* _Instructions for the task_
Using the records below, copy every line that holds the string "manager".

* _Supplied information_
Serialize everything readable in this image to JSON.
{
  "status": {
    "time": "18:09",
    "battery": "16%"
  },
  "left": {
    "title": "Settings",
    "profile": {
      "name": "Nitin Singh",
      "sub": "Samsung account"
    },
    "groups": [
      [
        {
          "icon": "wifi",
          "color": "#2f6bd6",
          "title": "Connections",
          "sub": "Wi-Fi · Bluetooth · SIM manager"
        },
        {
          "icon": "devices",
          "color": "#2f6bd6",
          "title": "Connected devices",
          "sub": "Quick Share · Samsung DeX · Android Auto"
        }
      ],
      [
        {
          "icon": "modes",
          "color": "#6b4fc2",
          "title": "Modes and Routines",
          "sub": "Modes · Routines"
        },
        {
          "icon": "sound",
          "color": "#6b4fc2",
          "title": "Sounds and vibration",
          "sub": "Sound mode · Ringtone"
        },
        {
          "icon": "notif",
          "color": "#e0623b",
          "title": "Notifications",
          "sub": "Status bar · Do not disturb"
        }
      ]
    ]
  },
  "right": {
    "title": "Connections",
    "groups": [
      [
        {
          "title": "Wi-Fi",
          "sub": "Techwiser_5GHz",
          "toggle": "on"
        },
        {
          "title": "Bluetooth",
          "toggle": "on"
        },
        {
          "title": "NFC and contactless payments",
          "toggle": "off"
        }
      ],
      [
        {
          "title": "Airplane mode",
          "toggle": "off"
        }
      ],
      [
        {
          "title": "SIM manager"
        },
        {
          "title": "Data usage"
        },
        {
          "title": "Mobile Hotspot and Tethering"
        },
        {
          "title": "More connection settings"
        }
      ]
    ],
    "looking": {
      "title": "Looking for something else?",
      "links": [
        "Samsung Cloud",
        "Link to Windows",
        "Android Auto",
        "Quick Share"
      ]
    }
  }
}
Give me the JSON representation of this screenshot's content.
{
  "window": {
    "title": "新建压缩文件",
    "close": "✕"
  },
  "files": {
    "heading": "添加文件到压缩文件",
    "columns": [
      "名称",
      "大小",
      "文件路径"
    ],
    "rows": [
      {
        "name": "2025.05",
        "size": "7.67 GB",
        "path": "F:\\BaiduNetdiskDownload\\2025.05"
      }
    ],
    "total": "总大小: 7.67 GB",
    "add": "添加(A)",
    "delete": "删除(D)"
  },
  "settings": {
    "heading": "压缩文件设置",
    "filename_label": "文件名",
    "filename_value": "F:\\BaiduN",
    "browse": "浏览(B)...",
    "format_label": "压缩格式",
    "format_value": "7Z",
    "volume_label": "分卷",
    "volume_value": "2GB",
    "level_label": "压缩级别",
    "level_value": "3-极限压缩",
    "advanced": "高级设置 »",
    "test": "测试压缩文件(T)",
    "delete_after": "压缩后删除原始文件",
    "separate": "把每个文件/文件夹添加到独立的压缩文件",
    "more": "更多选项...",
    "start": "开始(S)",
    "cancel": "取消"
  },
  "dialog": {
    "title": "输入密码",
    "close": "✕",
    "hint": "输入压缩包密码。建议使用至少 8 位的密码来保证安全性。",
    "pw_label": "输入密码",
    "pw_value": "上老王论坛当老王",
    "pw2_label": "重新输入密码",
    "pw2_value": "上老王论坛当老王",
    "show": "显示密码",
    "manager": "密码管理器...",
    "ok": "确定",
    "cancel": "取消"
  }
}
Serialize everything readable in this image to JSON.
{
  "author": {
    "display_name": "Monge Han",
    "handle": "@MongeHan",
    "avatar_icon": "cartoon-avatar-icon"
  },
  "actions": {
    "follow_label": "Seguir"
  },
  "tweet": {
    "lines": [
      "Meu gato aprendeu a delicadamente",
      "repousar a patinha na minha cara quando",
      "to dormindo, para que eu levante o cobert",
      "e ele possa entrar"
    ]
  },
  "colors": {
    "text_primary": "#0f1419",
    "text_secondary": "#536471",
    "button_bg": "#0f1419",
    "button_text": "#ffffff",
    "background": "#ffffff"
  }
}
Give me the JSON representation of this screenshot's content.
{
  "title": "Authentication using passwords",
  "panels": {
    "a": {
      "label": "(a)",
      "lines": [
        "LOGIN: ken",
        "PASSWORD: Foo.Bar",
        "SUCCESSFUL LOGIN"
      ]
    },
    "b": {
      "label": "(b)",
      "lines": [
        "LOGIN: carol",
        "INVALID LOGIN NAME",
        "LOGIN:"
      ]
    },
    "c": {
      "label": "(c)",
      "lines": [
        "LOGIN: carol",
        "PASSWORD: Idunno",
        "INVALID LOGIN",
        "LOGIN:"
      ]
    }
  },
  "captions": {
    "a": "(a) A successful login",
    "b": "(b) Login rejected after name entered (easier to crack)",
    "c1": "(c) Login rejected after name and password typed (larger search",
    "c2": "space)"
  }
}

* _Task answer_
          "sub": "Wi-Fi · Bluetooth · SIM manager"
          "title": "SIM manager"
    "manager": "密码管理器...",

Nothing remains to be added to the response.